Sunday, October 2, 2011

A Cold Front Weekend In Cape May

[The signature bird of the weekend: Northern Flicker. I tried like hek to get a picture of the signature sound of the weekend, that being a flicker squealing as a Sharp-shinned Hawk tries to rip its tailfeathers out, but this was the best I could do. . .]

On Saturday I joked to Michael as I reached the end of the line of people at the top of the Higbee Beach dike, "Standing room only,eh?" Which is a a bit of a joke anyway, since you don't sit at the dike. Michael looked down the line of people drawn to this famous place (and often disappointed, I hasten to add - we had a bunch of warblers including a "great" look at a flyby Connecticut, but it ain't a simple thing up there and most people are happier in the fields). Then he said, "Well, it is a cold front Saturday in October."

And it was, and Sunday morning Tony Leukering aptly texted, "If you're not out, get out, as there are birds everywhere: NOFL, warblers, sparrows, raptors" . . .two good days to be alive and be a birder.

eBird tells me I saw 131 species this weekend, pretty great stuff. But what was really special was the way, with patience and stealth, it was possible to get close to some of these migrants. . . which leads me to propose, tongue in cheek and based on some of the "violations" seen this weekend, "The Rules of Higbee Beach," where I spent Saturday and Sunday mornings. Take this tongue in cheek, and put the word "please" in front of each:

1. Slow the hek down. Ooze along the trail, please.
2. Shut the hek up.
3. Lose the bright or white clothing, especially hats.
4. You will never catch up with a bird by running after it.
5. You will never get closer to a bird by moving towards it.
6. If 20 people stand there waiting for the Connecticut to pop up, it won't. And it was probably a Common Yellowthroat anyway.
7. If you swing your camera or bins, the bird will flush. Slowly, please.
8. If someone is standing dead still aiming their camera or binoculars at the bushes, there's probably a reason. Ask them, with a whisper - and go around them, if you must.

Okay, enough of the semi-diatribe. Here's why my pal Vince Elia takes the last week of September and the first week of October off every year. The cuckoo, vireo, Parula, and yellowthroat were at Higbee; the rest are from a Chinese elm near Lily Lake.

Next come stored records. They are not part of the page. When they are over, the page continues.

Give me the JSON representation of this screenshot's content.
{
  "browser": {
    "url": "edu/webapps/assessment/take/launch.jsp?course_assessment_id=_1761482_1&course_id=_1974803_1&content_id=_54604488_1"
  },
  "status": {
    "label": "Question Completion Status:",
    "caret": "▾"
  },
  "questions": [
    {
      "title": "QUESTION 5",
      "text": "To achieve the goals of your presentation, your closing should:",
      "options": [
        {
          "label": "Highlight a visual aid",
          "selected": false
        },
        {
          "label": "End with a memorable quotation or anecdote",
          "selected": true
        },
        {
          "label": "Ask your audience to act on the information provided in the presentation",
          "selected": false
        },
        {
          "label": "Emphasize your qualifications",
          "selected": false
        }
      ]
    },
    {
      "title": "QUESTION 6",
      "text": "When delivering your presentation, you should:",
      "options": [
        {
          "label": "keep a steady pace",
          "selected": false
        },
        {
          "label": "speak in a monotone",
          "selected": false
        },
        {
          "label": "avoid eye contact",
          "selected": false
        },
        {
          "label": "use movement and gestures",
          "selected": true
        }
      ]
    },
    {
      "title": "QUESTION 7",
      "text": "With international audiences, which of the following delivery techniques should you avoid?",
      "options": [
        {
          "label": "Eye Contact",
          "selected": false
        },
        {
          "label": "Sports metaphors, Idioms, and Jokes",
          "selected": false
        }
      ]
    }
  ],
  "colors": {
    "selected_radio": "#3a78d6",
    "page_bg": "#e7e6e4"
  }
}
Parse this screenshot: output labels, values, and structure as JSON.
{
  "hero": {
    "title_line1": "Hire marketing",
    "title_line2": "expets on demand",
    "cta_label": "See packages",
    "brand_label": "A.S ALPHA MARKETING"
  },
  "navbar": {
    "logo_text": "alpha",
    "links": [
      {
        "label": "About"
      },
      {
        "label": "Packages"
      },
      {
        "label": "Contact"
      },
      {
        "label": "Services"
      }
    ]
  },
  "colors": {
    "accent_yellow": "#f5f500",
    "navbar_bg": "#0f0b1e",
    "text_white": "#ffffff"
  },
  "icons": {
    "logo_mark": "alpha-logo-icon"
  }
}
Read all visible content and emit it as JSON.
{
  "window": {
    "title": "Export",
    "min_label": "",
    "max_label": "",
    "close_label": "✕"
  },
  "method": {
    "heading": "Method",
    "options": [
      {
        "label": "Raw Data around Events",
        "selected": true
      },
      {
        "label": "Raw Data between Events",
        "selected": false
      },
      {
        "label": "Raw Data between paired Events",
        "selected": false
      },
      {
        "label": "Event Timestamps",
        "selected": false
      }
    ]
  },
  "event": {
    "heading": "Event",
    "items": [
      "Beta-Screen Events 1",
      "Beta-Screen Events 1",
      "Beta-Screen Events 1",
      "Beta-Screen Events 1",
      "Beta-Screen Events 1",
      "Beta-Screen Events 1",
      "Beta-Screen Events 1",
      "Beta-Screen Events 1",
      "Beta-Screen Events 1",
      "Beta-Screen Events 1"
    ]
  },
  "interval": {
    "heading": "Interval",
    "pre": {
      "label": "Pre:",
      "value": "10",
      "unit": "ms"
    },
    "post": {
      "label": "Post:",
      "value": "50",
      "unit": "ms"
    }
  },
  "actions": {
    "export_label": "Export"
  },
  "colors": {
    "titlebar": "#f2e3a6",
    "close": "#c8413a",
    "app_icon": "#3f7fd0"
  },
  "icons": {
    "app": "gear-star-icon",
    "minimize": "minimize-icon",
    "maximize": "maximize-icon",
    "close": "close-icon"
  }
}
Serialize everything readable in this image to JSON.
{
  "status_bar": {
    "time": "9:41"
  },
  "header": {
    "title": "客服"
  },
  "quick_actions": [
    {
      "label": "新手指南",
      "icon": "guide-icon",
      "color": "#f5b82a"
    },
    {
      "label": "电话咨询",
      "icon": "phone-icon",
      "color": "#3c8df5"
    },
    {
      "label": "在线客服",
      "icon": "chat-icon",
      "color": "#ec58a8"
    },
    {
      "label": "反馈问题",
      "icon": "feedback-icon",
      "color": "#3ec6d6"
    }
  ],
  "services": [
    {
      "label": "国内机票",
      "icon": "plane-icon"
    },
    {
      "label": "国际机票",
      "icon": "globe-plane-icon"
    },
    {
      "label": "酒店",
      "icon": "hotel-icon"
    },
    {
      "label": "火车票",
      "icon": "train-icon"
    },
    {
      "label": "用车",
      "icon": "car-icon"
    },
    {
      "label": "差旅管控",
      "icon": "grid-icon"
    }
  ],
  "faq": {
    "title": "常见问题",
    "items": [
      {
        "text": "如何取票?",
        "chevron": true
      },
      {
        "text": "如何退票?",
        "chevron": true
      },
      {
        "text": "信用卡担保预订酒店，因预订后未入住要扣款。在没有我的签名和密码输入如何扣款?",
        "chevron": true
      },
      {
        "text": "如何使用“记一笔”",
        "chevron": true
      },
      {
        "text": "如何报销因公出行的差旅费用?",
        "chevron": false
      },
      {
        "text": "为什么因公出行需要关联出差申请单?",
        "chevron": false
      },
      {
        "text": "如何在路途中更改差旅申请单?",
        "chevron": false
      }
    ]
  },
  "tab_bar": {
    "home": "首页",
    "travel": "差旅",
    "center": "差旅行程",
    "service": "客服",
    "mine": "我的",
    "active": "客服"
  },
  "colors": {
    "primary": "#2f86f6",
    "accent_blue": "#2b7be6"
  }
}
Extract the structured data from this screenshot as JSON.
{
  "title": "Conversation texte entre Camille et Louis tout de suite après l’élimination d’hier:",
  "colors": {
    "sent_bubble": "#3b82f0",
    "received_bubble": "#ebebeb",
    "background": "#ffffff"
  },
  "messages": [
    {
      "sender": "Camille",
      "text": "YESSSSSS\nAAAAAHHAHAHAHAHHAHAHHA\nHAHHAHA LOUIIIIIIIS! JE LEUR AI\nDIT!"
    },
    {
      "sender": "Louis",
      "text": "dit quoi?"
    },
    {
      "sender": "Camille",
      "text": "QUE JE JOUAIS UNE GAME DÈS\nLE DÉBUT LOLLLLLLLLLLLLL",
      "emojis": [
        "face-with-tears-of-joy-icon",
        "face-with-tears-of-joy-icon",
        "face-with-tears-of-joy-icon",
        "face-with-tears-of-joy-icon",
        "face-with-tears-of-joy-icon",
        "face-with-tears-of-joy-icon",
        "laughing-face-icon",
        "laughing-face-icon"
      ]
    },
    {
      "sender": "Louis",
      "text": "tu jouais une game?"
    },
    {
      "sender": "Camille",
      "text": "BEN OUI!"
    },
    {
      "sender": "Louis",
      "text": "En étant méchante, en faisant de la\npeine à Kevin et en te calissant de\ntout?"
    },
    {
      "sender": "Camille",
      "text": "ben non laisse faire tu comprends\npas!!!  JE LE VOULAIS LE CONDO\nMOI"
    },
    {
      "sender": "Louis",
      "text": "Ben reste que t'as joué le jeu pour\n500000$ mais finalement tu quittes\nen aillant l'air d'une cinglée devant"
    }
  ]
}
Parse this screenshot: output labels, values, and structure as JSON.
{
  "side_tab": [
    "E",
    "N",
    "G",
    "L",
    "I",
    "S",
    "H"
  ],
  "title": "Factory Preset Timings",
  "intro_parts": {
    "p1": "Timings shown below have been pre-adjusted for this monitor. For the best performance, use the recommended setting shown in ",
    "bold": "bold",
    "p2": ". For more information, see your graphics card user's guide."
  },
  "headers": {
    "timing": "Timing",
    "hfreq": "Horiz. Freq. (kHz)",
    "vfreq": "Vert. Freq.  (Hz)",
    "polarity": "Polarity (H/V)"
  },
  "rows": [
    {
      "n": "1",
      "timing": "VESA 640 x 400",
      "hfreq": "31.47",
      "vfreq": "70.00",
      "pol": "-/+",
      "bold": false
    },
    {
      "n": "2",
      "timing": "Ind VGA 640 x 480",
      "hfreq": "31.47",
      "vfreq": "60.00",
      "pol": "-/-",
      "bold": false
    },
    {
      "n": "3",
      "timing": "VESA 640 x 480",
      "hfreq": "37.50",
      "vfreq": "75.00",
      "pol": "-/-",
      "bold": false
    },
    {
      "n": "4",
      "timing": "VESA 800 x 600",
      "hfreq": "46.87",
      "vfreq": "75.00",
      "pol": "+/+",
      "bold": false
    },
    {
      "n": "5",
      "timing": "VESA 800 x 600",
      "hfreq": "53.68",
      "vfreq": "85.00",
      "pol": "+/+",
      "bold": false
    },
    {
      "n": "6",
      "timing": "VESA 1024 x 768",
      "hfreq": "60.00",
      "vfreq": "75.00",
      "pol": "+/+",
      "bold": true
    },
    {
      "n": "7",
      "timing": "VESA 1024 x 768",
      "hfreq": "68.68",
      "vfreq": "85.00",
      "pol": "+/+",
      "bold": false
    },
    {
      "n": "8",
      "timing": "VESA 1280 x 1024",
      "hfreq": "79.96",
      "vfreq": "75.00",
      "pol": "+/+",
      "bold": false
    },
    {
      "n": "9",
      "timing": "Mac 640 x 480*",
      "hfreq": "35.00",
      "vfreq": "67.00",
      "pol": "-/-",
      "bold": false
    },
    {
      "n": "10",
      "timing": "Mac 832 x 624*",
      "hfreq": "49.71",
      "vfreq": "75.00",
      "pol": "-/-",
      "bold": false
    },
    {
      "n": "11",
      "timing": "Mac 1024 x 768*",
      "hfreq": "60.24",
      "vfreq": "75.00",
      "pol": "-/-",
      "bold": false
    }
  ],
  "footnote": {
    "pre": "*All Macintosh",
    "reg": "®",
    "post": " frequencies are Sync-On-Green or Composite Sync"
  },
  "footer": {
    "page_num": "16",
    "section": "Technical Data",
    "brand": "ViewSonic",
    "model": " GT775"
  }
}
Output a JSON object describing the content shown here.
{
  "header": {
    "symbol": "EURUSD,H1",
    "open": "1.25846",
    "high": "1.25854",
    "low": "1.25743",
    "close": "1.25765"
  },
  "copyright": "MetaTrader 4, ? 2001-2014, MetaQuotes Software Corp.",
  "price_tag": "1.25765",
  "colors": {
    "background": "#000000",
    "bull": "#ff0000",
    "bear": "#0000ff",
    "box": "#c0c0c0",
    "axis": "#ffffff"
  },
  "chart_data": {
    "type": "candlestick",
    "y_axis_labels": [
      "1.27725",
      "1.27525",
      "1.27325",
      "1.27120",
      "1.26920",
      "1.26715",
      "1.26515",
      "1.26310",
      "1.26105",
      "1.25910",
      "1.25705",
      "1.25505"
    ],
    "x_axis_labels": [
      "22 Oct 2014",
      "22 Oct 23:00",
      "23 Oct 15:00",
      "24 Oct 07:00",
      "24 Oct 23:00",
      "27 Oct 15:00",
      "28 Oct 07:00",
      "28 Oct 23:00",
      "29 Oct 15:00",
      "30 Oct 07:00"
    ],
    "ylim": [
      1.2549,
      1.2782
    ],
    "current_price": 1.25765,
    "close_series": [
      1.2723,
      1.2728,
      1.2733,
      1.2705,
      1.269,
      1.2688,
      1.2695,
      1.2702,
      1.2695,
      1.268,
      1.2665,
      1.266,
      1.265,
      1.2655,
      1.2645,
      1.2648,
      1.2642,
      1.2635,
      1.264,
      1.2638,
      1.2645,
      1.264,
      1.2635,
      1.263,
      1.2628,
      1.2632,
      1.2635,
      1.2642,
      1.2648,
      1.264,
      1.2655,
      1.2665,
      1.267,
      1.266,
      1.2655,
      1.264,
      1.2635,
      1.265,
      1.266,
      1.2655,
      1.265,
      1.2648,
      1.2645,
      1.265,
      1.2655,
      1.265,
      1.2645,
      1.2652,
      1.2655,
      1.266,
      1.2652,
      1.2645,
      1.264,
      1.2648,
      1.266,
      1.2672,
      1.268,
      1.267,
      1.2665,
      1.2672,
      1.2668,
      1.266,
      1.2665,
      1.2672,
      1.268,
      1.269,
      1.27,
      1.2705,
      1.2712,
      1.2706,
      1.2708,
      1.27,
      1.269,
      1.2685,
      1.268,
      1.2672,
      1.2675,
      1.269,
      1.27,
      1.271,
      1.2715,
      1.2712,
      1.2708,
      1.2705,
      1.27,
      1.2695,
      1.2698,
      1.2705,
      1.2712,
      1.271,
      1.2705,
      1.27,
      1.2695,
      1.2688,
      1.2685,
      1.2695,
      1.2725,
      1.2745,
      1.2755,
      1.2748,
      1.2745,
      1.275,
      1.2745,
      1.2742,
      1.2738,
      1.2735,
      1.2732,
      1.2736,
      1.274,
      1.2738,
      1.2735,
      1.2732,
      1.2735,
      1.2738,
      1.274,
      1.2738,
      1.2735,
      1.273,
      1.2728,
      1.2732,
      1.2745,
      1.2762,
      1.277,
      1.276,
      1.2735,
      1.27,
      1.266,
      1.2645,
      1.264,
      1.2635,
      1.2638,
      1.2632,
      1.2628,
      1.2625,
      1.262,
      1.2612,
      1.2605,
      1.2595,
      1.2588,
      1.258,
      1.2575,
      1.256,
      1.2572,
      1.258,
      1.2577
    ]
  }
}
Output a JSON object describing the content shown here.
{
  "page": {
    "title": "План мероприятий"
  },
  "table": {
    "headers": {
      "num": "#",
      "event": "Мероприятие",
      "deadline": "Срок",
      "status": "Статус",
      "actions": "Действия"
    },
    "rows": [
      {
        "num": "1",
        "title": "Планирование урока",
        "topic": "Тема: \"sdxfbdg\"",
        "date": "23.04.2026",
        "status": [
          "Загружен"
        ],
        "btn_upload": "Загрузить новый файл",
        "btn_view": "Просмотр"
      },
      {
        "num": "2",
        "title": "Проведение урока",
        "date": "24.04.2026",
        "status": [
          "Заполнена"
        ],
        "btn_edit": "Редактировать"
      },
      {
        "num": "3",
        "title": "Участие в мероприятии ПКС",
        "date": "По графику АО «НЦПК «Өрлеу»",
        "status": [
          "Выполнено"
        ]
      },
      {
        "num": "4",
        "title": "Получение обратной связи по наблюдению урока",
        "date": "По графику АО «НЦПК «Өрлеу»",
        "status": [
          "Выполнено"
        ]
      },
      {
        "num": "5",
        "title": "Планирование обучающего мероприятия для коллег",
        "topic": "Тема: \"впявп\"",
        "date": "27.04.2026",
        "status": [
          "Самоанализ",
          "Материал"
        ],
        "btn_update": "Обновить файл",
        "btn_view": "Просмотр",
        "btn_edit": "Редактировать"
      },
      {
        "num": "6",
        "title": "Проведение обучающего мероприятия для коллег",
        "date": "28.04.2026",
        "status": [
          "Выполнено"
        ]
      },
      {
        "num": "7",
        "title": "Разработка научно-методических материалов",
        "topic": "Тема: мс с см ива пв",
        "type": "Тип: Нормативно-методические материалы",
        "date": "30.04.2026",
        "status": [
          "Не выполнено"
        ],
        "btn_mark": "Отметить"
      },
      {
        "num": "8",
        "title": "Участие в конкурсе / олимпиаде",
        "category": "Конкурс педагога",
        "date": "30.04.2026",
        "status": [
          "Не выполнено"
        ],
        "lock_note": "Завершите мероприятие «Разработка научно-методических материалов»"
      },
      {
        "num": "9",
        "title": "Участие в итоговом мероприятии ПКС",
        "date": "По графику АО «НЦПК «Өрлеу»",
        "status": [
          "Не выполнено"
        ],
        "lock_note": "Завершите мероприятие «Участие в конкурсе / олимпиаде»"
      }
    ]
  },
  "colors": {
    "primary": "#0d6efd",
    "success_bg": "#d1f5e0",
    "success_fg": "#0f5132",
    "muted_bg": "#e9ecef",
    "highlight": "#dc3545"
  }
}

[Learn from the Yellow-billed Cuckoo - be still, cock your head slowly, look around for your quarry. Be still some more. And some more.]

[Northern Parulas were everywhere, overhead, in the trees, at the elm sap wells in Cape May Point gleaning minute insects. Tsiping in the night. . .it's been a great year for them.]

[Red-eyed Vireos congregated at ripe Porcelain Berry clusters, though this one was in a cherry.]

[Not everything skulking in the ragweed with some yellow, some green, and an eyering is a Connecticut. Witness this Common Yellowthroat. . .]

[Dueling warblers - Blackpoll left, Black-throated Blue right. Search the Chinese Elms of Cape May Point for the next 2-3 weeks. . .]

[And, finally, Cape May's namesake warbler, left, with an acrobatic Blackpoll. Megan Crewe told me her Field Guide's group's first bird was a Cape May Warbler, way to go!]


  1. Great portraits, Don. Hope I can make it to CM sometime this fall.

  2. Don, I echo your concern about the new film "The Big Year" ~ thought you would enjoy this interview w/leading actors...they seem sincere and respectful...I hope!